ISIS-K – which has been blamed for deadly bombings in Kabul today which have killed dozens at least – is the regional affiliate of ISIS that operates in Afghanistan and Pakistan.
It was set up in January 2015 in murky circumstances and is considered the most extreme and violent of all the groups opposed to Western occupation in Afghanistan.
In 2015 it appointed former Tehrik-i-Taliban Pakistan fighter Hafiz Saeed Khan as its leader with former Afghan Taliban commander Abdul Rauf Aliza appointed as deputy leader. Aliza was killed in a U.S. drone strike in February 2015 while Khan was killed in a U.S. airstrike in July 2016.
The group is thought to have around 2,000 fighters and recruits from both Afghan and Pakistani jihadists, especially defecting members of the Afghan Taliban.
Its origins are unknown with different groups blaming the Americans, the Pakistanis, the former U.S.-backed Afghan government and even the Afghan Taliban for their creation.
ISIS-K have been blamed for some of the worst atrocities in recent years, targeting girls’ schools, Shias, hospitals and even a maternity ward.
Unlike the Taliban, whose interest is confined to Afghanistan, ISIS-K are part of the global network that seeks to carry out attacks on Western targets wherever they can reach them.
ISIS-K have major differences with the Taliban, accusing them of abandoning jihad and the battlefield in favour of a negotiated peace settlement with the Americans in Doha, Qatar.
They have also suffered significant casualties in clashes with both the U.S. and Afghan security forces, and also with the Taliban.
ISIS-K could represent a major security challenge for the incoming Taliban government.
The ISIS-K operation in Kabul today could delay Western evacuation operations beyond the August 31 deadline, which could lead to renewed hostilities between the Taliban and foreign forces in the country.
This would be particularly likely if the United States retaliates for the attack, which is likely following the deaths of U.S. personnel.

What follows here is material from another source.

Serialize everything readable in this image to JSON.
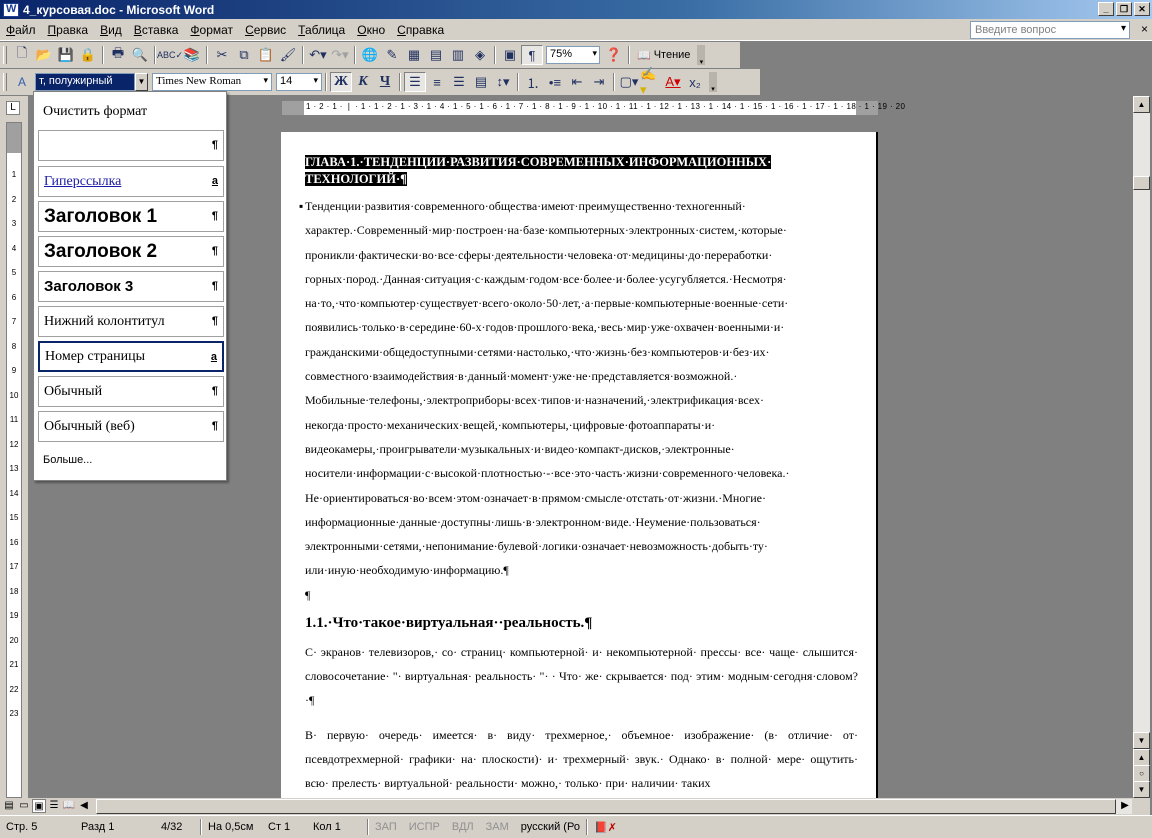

Such retaliation could possibly endanger U.S. relations with the Taliban in the event the group views ongoing U.S. military operations in the country as a breach of their agreement for foreign forces to withdraw.